### WHAT YOU SHOULD DO
Go through the entries one line at a time, and gather every line that has the word "icon".

(App and web page records)
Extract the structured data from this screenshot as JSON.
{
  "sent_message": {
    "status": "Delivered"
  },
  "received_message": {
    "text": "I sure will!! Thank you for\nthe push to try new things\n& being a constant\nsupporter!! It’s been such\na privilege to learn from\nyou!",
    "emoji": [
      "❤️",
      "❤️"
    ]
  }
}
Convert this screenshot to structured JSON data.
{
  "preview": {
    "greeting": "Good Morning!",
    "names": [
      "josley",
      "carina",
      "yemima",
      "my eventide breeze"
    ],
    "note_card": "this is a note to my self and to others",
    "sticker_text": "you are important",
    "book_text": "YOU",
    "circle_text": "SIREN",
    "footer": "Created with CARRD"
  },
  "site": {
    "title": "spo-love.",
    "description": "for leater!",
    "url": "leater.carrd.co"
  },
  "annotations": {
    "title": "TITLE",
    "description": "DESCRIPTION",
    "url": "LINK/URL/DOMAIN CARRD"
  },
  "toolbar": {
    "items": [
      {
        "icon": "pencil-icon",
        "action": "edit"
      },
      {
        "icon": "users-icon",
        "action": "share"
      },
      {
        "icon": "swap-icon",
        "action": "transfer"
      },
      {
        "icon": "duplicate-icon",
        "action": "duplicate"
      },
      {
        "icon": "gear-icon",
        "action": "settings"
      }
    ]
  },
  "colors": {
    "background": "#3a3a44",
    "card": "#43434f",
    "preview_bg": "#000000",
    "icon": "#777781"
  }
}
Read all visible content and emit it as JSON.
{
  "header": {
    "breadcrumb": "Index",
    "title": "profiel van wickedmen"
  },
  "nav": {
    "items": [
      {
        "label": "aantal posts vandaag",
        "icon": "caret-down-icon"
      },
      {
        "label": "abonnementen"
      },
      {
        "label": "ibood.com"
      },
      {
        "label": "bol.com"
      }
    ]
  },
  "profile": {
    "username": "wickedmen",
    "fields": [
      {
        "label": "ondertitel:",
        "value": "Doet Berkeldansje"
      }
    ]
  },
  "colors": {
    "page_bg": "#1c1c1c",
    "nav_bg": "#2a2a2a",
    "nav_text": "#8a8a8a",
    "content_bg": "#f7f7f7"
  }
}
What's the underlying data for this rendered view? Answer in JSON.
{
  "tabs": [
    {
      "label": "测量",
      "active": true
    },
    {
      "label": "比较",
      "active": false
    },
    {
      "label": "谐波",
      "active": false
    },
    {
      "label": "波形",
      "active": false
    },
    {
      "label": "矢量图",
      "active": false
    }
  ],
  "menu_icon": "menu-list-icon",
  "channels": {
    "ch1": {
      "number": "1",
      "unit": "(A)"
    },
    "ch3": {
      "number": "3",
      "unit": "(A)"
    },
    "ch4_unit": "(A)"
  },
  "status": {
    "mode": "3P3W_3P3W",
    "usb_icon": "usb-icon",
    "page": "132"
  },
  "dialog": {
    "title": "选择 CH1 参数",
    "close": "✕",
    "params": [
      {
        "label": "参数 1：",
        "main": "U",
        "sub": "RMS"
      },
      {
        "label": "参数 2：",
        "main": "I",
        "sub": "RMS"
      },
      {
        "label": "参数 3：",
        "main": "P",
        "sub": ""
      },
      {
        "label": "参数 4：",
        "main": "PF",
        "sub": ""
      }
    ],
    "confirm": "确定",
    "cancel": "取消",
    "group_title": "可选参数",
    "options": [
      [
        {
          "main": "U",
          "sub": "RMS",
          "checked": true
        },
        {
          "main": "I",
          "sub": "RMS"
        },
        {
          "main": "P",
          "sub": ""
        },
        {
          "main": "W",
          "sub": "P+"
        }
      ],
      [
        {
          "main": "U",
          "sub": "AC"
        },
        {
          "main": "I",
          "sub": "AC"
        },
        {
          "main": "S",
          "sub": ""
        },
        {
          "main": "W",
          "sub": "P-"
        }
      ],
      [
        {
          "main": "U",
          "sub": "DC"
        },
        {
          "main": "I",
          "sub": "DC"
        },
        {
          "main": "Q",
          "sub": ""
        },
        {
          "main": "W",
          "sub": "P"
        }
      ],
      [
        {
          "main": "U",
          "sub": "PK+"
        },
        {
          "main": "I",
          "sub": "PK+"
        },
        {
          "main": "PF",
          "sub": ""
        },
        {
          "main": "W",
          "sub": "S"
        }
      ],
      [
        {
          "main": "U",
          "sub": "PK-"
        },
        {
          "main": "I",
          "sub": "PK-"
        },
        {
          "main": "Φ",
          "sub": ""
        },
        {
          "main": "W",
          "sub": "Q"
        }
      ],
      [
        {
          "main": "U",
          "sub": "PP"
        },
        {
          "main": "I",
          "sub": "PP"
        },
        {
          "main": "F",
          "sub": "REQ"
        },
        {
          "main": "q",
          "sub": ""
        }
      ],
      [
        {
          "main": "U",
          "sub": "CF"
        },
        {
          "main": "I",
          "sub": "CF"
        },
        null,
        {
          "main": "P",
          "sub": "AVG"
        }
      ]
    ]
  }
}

### TASK SOLUTION
        "icon": "pencil-icon",
        "icon": "users-icon",
        "icon": "swap-icon",
        "icon": "duplicate-icon",
        "icon": "gear-icon",
    "icon": "#777781"
        "icon": "caret-down-icon"
  "menu_icon": "menu-list-icon",
    "usb_icon": "usb-icon",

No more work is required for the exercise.